▶ **What to produce**
Leaving out only the pictures, write out all the entries exactly.

▶ **Data shown**
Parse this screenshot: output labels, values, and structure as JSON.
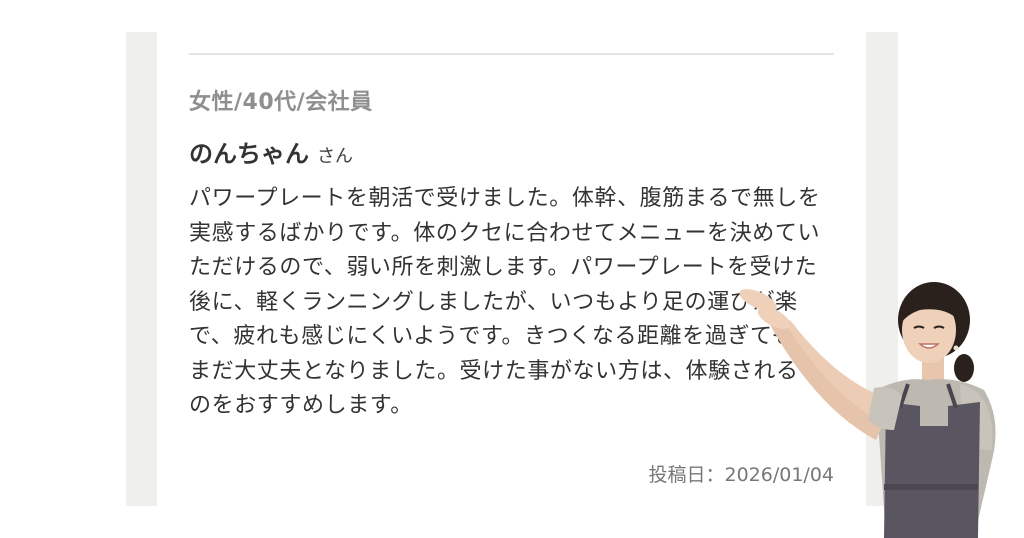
{
  "review": {
    "meta": "女性/40代/会社員",
    "name": "のんちゃん",
    "honorific": "さん",
    "body": "パワープレートを朝活で受けました。体幹、腹筋まるで無しを実感するばかりです。体のクセに合わせてメニューを決めていただけるので、弱い所を刺激します。パワープレートを受けた後に、軽くランニングしましたが、いつもより足の運びが楽で、疲れも感じにくいようです。きつくなる距離を過ぎても、まだ大丈夫となりました。受けた事がない方は、体験されるのをおすすめします。",
    "date": "投稿日：2026/01/04"
  },
  "colors": {
    "frame": "#efefed",
    "meta_text": "#8f8f8f",
    "body_text": "#333333",
    "apron": "#5a5661",
    "blouse": "#b9b5ad"
  }
}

▶ **Solution for this exercise**
Parse this screenshot: output labels, values, and structure as JSON.
{
  "review": {
    "meta": "女性/40代/会社員",
    "name": "のんちゃん",
    "honorific": "さん",
    "body": "パワープレートを朝活で受けました。体幹、腹筋まるで無しを実感するばかりです。体のクセに合わせてメニューを決めていただけるので、弱い所を刺激します。パワープレートを受けた後に、軽くランニングしましたが、いつもより足の運びが楽で、疲れも感じにくいようです。きつくなる距離を過ぎても、まだ大丈夫となりました。受けた事がない方は、体験されるのをおすすめします。",
    "date": "投稿日：2026/01/04"
  },
  "colors": {
    "frame": "#efefed",
    "meta_text": "#8f8f8f",
    "body_text": "#333333",
    "apron": "#5a5661",
    "blouse": "#b9b5ad"
  }
}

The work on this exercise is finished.